The tensions reached their boiling point in the early 16th Century when a German monk, Martin Luther, boldly challenged the theology and authority of the established Roman Catholic Church. Repeated attempts by Church authorities to silence Luther only emboldened him until his questioning of Church doctrines and Church power made further debate within the Church impossible. The result was the Protestant Reformation.
The Church powers now saw Luther as a dangerous heretic and made an attempt to seize him. However, he was protected by a local ruler, Philip of Hessen, an open challenge to the authority of both the Church in Rome and the German Emperor. Soon, more and more German rulers enlisted themselves on Luther´s side; their “conversions” were often as much politically as religiously motivated. The result: a further weakening of central authority in the German-speaking world and a split into increasingly hostile Catholic and Protestant camps.
Theological and political hostilities finally erupted into open, armed hostilities in 1618. The resulting conflict, the Thirty Years´ War, involved many European nations, but the main battlefields were on German soil. By the end of the conflict in 1648 (more from exhaustion and devastation rather than any clear victory for either side), many German towns lay devastated, with large areas almost totally de-populated. In fact, not until the Second World War did any other conflict claim as many German lives as this one . Although the German Empire continued to exist on paper until 1806, following this war, all real power was ceded to individual rulers of semi-independent states large and small – around 200 duchies, electorates or petty principalities by the turn of the 19th Century. Many of these mini-states were primarily characterized by zealous self-indulgence and incompetence of its rulers, whose exercise of statecraft involved little more than protecting their own stock of privileges.
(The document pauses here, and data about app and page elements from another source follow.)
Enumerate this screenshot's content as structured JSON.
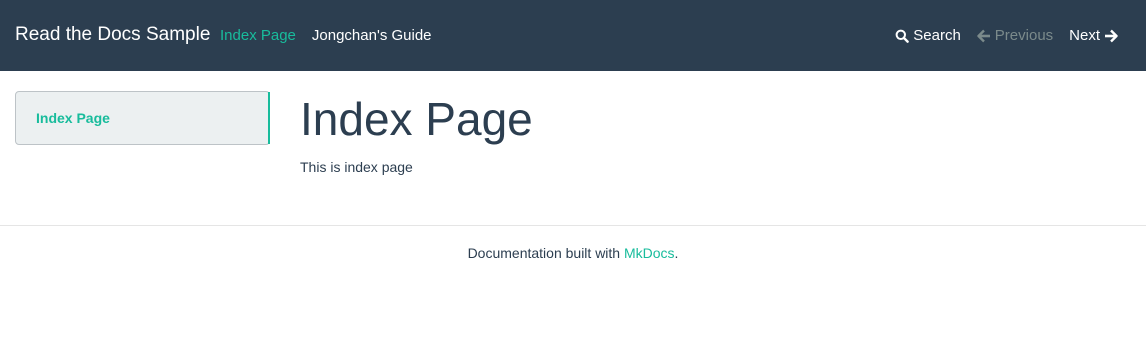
{
  "navbar": {
    "brand": "Read the Docs Sample",
    "links": [
      {
        "label": "Index Page"
      },
      {
        "label": "Jongchan's Guide"
      }
    ],
    "actions": {
      "search": "Search",
      "previous": "Previous",
      "next": "Next"
    },
    "icons": {
      "search": "search-icon",
      "previous": "arrow-left-icon",
      "next": "arrow-right-icon"
    }
  },
  "sidebar": {
    "items": [
      {
        "label": "Index Page"
      }
    ]
  },
  "main": {
    "title": "Index Page",
    "body": "This is index page"
  },
  "footer": {
    "prefix": "Documentation built with ",
    "link": "MkDocs",
    "suffix": "."
  },
  "colors": {
    "navbar_bg": "#2c3e50",
    "accent": "#18bc9c",
    "disabled": "#7b8a8b",
    "sidebar_bg": "#ecf0f1"
  }
}
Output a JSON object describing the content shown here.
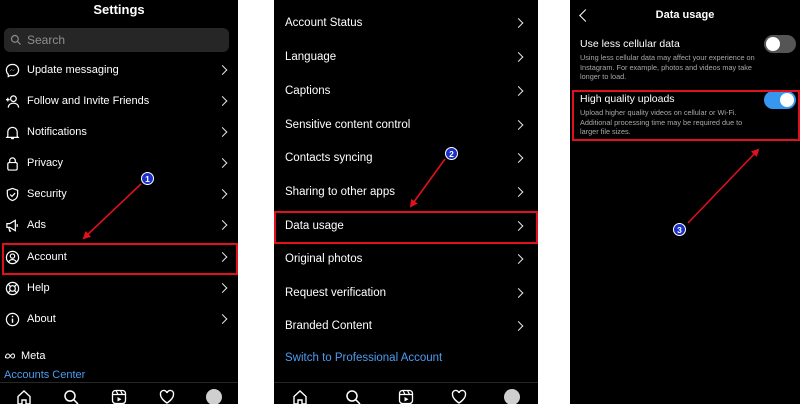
{
  "panel1": {
    "title": "Settings",
    "search_placeholder": "Search",
    "items": [
      {
        "label": "Update messaging",
        "icon": "messenger-icon"
      },
      {
        "label": "Follow and Invite Friends",
        "icon": "add-person-icon"
      },
      {
        "label": "Notifications",
        "icon": "bell-icon"
      },
      {
        "label": "Privacy",
        "icon": "lock-icon"
      },
      {
        "label": "Security",
        "icon": "shield-icon"
      },
      {
        "label": "Ads",
        "icon": "megaphone-icon"
      },
      {
        "label": "Account",
        "icon": "account-icon"
      },
      {
        "label": "Help",
        "icon": "lifebuoy-icon"
      },
      {
        "label": "About",
        "icon": "info-icon"
      }
    ],
    "meta_label": "Meta",
    "accounts_center": "Accounts Center"
  },
  "panel2": {
    "items": [
      {
        "label": "Account Status"
      },
      {
        "label": "Language"
      },
      {
        "label": "Captions"
      },
      {
        "label": "Sensitive content control"
      },
      {
        "label": "Contacts syncing"
      },
      {
        "label": "Sharing to other apps"
      },
      {
        "label": "Data usage"
      },
      {
        "label": "Original photos"
      },
      {
        "label": "Request verification"
      },
      {
        "label": "Branded Content"
      }
    ],
    "professional_link": "Switch to Professional Account"
  },
  "panel3": {
    "title": "Data usage",
    "settings": [
      {
        "title": "Use less cellular data",
        "description": "Using less cellular data may affect your experience on Instagram. For example, photos and videos may take longer to load.",
        "enabled": false
      },
      {
        "title": "High quality uploads",
        "description": "Upload higher quality videos on cellular or Wi-Fi. Additional processing time may be required due to larger file sizes.",
        "enabled": true
      }
    ]
  },
  "annotations": {
    "step1": "1",
    "step2": "2",
    "step3": "3",
    "highlight_color": "#e0101c",
    "badge_color": "#1a2fc8"
  },
  "colors": {
    "background": "#000000",
    "link": "#4d9cf0",
    "toggle_on": "#3797f0"
  }
}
The people of this future great power shared a common language; a brilliant literature, music and art tradition; a body of imposing mythology and perhaps even a general view of life – but no common state. At this time, “Germany” existed only in the hopes and dreams of its people, fed continuously by books, essays and, especially, songs and poems by Romantic writers. The predominately liberal-minded writers and thinkers who propounded the concept of one “Germany” saw a unified country as the only means of breaking the hold of the innumerable petty despots and unleashing the enormous creative powers of the German people.